Review by-Jarrett Leahy
In a decade chock-full of sugar coated popcorn sellers, Hannah and her Sisters is a breath of fresh air, proving that truly great films were still made during the 1980’s. Like many of Woody Allen’s movies, Hannah and her Sisters is filmed in New York City and revolves around an extended family’s saga set over a two year period.
The matriarchal rock of the family is Hannah, played by Mia Farrow. Farrow’s performance is so understated at times that you may miss the subtle greatness she brings. It’s Hannah’s job to solve the problems of her family, loaning money and doling out advice to her forever lost sister Holly (Dianne Wiest), squelching drunken squabbles between her now elderly parents, and juggling the life of a mother of four and wife to a husband (Michael Caine) who now has a wandering infatuation with her other sister, Lee (Barbara Hershey).
Woody Allen’s contribution to the film is Mickey, who is Hannah’s ex-husband. A hypochondriac and wracked with insecurities, Mickey is a neurotic TV producer and a character type we’ve met before from Allen, but somehow he feels fresh here. Ever fearful of death, Mickey’s constant search for God and the meaning of life become a wonderful interjection of comic relief to help balance out some of the more dramatic scenes.
Michael Caine gives a top notch performance as Hannah’s cheating husband Elliot and rightfully received the Academy award for Best Supporting Actor. However it’s Dianne Wiest’s Oscar winning portrayal of Holly that is the most memorable of the film. A struggling actress with a checkered past and a compulsive desire to jump from career to career, Holly is in constant struggle to find her way in life. Sponging off Hannah to help fund these drastic career changes, the character of Holly runs the risk of being despised by the viewer. But it is Wiest who brings a genuine charm to the role, completely committing to the neurotic self-centeredness required to sell a character like this, and it is this sweet and honest commitment that makes us root for her.

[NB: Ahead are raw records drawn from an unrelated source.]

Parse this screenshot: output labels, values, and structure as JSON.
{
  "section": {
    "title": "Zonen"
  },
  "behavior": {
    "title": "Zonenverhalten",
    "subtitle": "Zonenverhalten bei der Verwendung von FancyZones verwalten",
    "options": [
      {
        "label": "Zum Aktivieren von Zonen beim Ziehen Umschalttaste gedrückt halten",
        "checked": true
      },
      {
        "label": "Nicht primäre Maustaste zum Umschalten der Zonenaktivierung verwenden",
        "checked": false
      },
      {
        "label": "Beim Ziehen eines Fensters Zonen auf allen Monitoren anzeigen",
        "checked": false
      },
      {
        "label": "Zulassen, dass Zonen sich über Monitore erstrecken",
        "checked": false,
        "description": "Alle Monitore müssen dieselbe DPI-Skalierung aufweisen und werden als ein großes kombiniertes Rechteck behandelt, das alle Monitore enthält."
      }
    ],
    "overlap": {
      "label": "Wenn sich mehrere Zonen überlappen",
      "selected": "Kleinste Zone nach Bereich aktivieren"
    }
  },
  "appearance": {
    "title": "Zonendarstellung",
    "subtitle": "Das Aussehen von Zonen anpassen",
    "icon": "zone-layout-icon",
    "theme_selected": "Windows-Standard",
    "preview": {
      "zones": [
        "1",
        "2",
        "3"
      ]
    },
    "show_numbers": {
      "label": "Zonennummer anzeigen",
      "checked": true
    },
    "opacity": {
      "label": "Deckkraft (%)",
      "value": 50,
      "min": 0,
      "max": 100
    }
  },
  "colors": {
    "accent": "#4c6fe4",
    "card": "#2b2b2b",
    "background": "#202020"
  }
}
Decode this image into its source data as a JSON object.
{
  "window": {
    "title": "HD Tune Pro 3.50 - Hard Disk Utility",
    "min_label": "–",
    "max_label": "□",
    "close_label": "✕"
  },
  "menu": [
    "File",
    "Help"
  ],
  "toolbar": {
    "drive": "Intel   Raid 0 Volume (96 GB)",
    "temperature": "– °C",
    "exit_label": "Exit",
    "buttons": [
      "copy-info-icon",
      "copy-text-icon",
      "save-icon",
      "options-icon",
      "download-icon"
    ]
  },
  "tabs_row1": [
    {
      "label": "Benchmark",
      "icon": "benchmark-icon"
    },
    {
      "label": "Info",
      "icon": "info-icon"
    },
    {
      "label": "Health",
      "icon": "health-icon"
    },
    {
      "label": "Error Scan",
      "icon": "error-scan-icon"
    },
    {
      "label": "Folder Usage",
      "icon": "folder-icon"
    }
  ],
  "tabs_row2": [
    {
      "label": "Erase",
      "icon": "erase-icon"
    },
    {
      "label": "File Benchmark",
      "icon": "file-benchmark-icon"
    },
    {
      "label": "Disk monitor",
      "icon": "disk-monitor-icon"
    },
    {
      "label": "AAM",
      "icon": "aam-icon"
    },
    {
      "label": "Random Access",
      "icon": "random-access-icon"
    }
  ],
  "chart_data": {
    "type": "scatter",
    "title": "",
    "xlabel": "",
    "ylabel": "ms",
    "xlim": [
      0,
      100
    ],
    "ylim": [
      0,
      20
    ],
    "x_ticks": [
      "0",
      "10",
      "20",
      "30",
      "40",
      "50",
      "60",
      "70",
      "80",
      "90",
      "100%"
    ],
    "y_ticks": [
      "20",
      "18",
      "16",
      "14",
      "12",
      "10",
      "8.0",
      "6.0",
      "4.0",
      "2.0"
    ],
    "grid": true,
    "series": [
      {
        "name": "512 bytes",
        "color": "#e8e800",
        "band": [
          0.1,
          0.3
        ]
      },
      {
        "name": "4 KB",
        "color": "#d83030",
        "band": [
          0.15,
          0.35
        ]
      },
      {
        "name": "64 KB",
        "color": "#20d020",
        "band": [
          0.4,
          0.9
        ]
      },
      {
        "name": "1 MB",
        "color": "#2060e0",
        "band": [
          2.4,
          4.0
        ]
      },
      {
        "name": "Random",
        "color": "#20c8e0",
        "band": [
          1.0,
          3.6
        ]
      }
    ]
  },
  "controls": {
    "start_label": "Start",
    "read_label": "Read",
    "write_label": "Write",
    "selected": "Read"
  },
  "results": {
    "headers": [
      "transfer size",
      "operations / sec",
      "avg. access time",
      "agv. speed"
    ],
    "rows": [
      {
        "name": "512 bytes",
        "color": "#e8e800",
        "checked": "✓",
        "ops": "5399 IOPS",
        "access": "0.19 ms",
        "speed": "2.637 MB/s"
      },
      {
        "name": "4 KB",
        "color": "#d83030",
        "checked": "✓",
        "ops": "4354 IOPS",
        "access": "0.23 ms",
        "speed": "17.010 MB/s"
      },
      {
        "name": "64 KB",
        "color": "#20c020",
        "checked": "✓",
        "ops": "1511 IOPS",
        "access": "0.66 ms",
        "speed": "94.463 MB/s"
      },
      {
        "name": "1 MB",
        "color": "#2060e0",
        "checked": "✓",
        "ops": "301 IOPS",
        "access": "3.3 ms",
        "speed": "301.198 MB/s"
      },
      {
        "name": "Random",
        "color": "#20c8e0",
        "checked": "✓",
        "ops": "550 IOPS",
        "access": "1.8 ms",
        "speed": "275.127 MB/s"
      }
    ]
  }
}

The true gift of this film comes from its amazing script, which was written by Allen, who received the Academy Award for Best Original Screenplay. Dialogue driven and set up in a vignette style, it allows the wonderful ensemble of A-list actors to deliciously play off one another. Allen also shows an adept skill with his use of the camera. During family gatherings, characters move in and out of the shot so naturally, as if we the viewer are just the proverbial fly on the wall observing the interactions among the various family members.
Over the years Woody Allen has become a polarizing filmmaker, probably due more to his personal life then his actual film-making. Many critics love to point toward his earlier works, Annie Hall and Manhattan, as his best efforts. There is no disputing the greatness of those films, and many others he has created. But it is Hannah and her Sisters, a timeless dramatic comedy about growth, love, and redemption that is Woody Allen’s best, and a true gem to come from the 1980’s decade.